Collected data entries:
┌──

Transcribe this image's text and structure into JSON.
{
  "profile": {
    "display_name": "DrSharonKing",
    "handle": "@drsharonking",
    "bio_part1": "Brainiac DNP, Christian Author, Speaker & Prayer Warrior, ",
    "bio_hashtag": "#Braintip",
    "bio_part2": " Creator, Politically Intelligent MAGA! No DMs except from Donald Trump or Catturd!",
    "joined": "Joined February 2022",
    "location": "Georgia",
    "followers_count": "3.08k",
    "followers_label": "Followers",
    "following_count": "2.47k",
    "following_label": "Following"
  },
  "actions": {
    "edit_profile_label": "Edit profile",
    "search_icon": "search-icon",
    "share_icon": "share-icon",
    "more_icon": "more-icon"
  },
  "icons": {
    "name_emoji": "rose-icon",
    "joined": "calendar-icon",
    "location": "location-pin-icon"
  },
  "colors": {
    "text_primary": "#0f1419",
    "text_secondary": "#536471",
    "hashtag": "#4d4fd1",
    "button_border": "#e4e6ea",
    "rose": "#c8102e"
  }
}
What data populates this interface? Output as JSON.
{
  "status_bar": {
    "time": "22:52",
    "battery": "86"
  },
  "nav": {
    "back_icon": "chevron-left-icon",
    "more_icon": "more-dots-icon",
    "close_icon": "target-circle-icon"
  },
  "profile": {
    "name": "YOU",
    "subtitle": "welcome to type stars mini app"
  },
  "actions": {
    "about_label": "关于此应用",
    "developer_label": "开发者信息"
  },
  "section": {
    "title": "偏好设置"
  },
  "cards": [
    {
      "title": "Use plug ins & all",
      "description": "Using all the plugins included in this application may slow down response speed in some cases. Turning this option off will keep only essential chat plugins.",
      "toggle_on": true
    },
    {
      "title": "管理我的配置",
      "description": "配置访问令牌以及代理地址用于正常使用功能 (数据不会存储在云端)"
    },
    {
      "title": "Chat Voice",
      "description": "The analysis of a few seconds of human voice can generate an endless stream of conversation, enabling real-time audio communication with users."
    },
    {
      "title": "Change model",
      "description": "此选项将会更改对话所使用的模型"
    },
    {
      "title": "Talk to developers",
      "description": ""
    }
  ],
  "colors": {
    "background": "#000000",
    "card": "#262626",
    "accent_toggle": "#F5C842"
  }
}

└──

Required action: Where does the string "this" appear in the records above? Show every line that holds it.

Result:
Transcribe this image's text and structure into JSON.
What data populates this interface? Output as JSON.
      "description": "Using all the plugins included in this application may slow down response speed in some cases. Turning this option off will keep only essential chat plugins.",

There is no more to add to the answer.